Data records
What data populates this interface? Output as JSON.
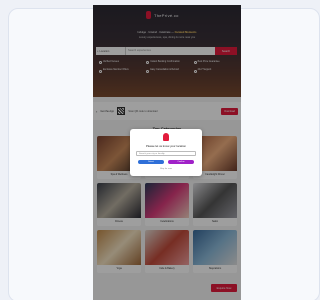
{
  "app": {
    "logo_text": "ThePrivé.co"
  },
  "hero": {
    "tagline_line1": "Indulge · Unwind · Celebrate —",
    "tagline_highlight": "Curated Moments",
    "tagline_line2": "Luxury experiences, spa, dining & more near you",
    "search": {
      "location": "Location",
      "placeholder": "Search experiences",
      "button": "Search"
    },
    "features": [
      "Verified Venues",
      "Instant Booking Confirmation",
      "Best Price Guarantee",
      "Exclusive Member Offers",
      "Easy Cancellation & Refund",
      "24x7 Support"
    ]
  },
  "app_strip": {
    "left_arrow": "‹",
    "text": "Get the App",
    "subtext": "Scan QR code to download",
    "button": "Download"
  },
  "categories": {
    "title": "Top Categories",
    "items": [
      {
        "label": "Spa & Wellness",
        "color": "c1"
      },
      {
        "label": "Fine Dining",
        "color": "c2"
      },
      {
        "label": "Candlelight Dinner",
        "color": "c3"
      },
      {
        "label": "Fitness",
        "color": "c4"
      },
      {
        "label": "Celebrations",
        "color": "c5"
      },
      {
        "label": "Salon",
        "color": "c6"
      },
      {
        "label": "Yoga",
        "color": "c7"
      },
      {
        "label": "Cafe & Bakery",
        "color": "c8"
      },
      {
        "label": "Staycations",
        "color": "c9"
      }
    ]
  },
  "fab": {
    "label": "Enquire Now"
  },
  "modal": {
    "title": "Please let us know your location",
    "input_placeholder": "Search your city or locality",
    "btn_detect": "Detect",
    "btn_confirm": "Confirm",
    "skip": "Skip for now"
  }
}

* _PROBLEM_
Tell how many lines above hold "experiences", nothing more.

* _SOLUTION BELOW_
2